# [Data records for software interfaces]
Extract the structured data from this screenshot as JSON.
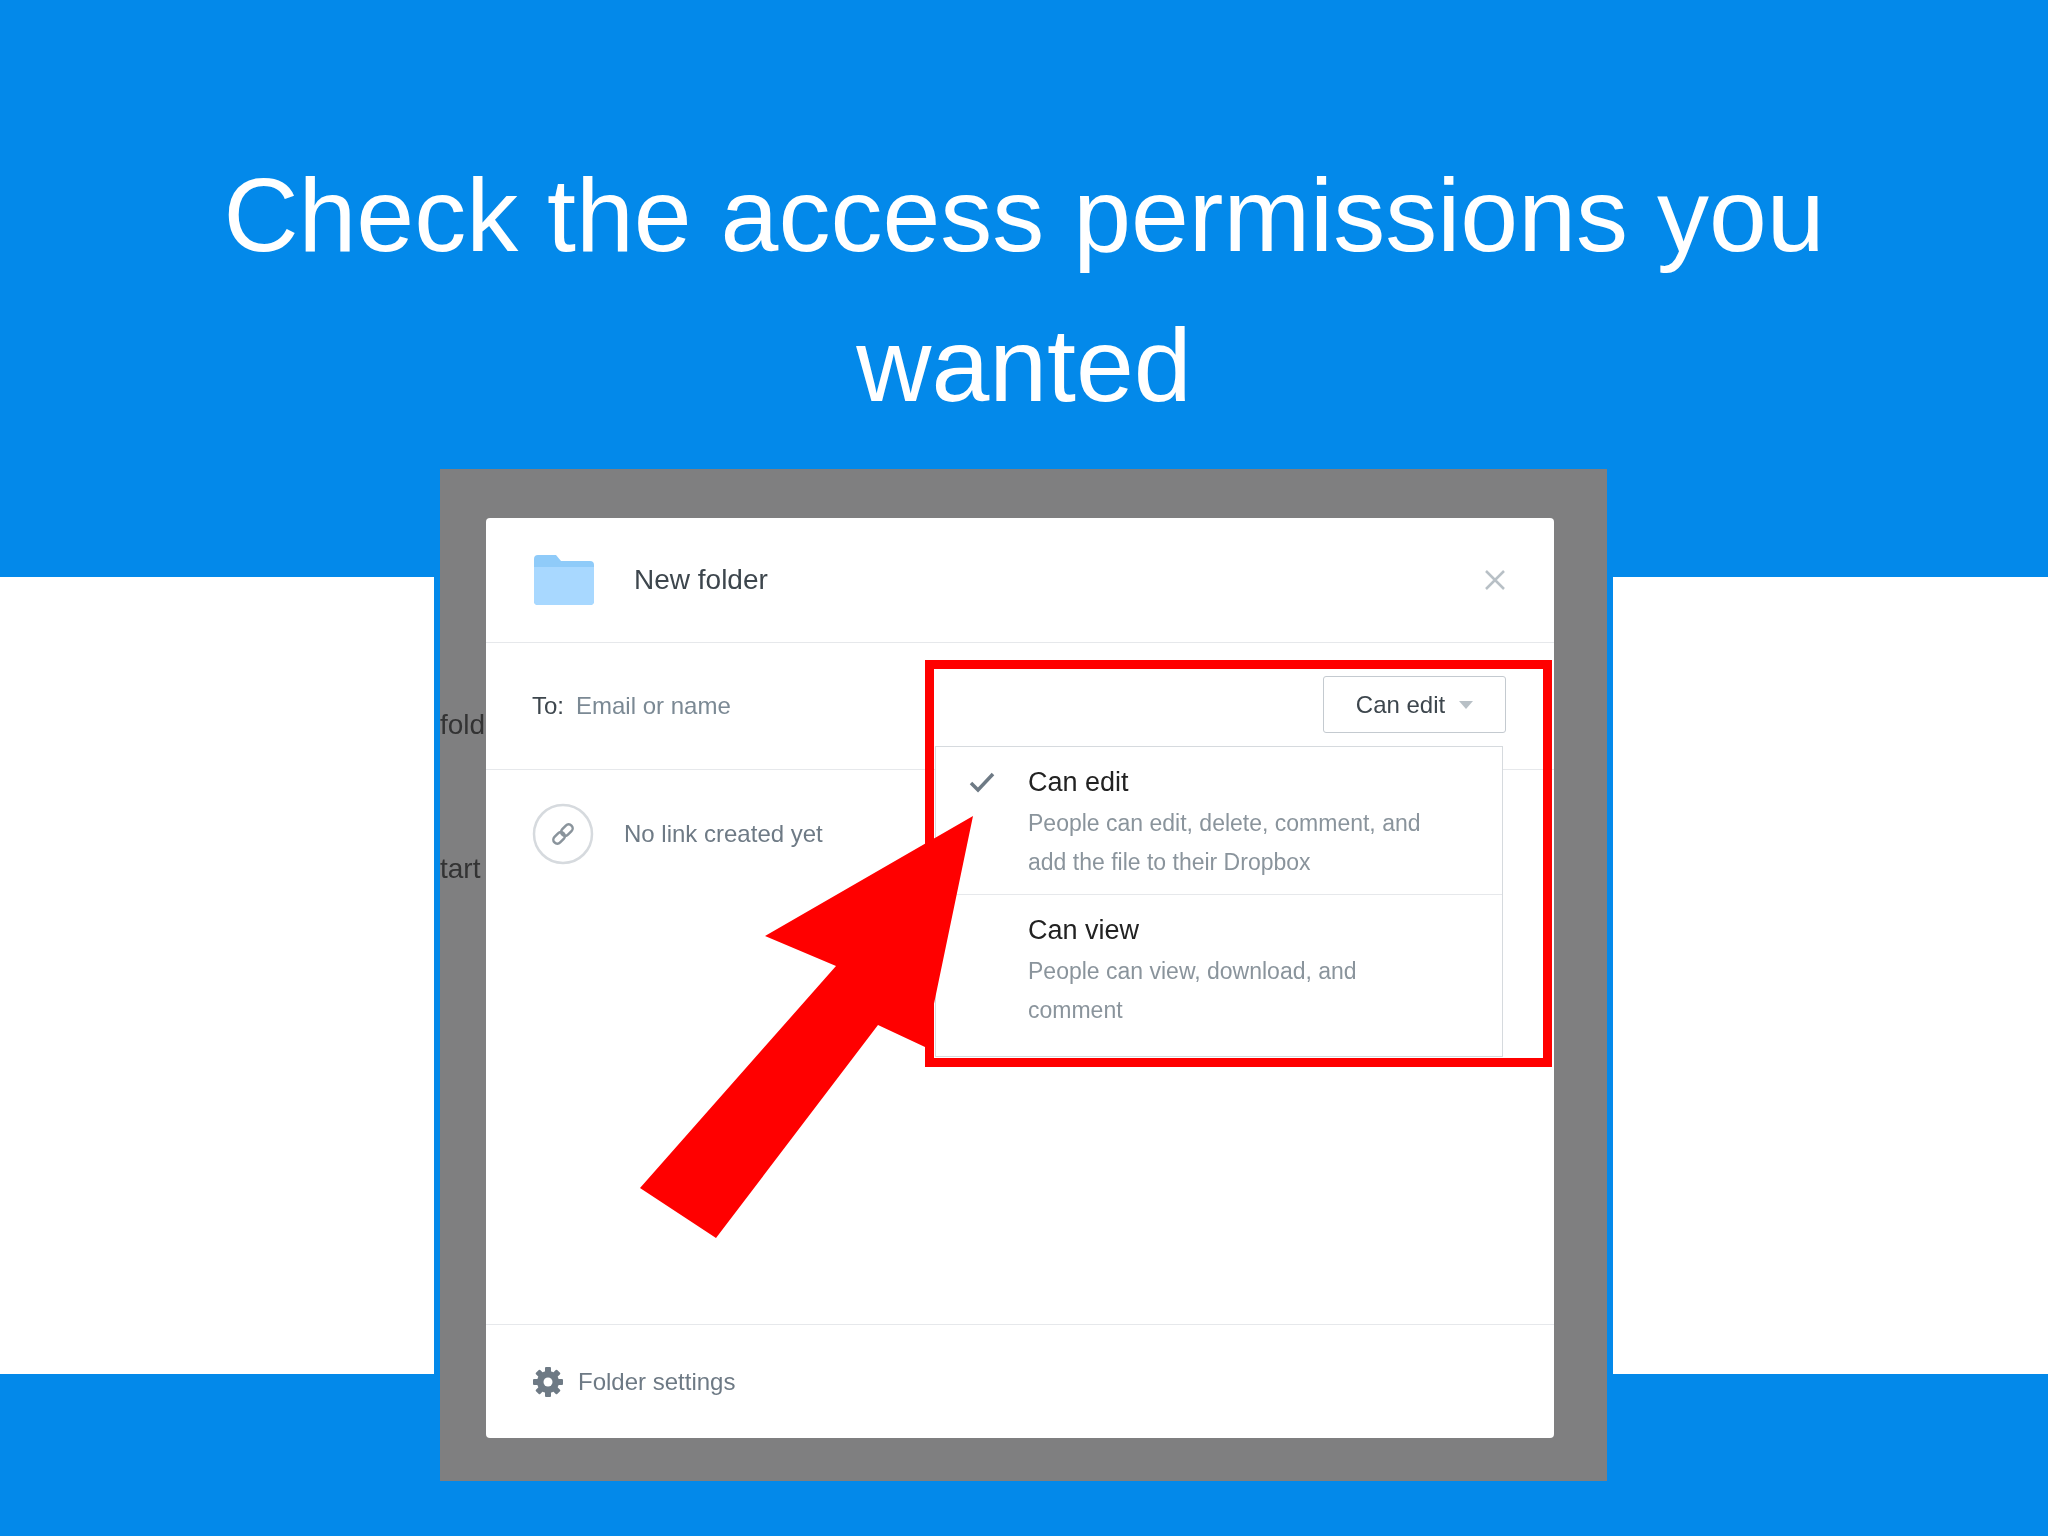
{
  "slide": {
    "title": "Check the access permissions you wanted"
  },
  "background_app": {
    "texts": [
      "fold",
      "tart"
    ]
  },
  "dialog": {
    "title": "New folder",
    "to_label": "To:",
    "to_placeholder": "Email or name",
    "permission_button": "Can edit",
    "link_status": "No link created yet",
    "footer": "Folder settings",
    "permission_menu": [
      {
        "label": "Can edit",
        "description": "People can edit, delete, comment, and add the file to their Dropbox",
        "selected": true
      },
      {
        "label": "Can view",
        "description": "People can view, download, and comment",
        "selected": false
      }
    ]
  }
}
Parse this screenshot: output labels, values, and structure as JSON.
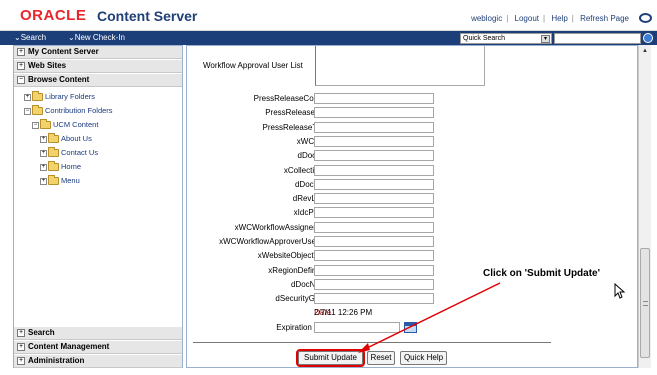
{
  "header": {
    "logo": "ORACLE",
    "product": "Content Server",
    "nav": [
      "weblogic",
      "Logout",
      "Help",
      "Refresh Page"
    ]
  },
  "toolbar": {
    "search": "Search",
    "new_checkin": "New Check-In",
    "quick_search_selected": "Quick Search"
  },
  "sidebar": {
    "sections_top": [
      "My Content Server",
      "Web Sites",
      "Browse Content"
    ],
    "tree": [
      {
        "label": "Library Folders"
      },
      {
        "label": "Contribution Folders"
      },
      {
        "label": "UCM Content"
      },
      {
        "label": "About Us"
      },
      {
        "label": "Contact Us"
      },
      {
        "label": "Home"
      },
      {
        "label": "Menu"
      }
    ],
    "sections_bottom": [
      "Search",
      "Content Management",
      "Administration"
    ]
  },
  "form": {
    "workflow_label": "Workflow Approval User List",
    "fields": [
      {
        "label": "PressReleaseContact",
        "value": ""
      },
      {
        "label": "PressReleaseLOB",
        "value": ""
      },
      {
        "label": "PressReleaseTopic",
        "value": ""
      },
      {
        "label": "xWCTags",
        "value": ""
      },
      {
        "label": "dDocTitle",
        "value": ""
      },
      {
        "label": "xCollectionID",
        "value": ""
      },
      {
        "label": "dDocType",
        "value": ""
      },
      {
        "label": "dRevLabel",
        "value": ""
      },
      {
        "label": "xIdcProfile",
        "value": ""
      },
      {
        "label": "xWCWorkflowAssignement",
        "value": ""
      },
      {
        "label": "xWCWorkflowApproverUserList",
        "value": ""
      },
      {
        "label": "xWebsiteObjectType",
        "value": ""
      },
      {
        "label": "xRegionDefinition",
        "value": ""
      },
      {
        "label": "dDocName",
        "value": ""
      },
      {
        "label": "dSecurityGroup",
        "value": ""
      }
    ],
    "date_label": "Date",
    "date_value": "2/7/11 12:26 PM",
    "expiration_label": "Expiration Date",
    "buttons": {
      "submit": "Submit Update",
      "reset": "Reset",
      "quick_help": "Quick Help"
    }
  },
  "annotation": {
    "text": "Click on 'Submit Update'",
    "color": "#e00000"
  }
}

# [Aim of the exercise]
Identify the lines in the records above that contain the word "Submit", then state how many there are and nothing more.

# [Answer for the task]
2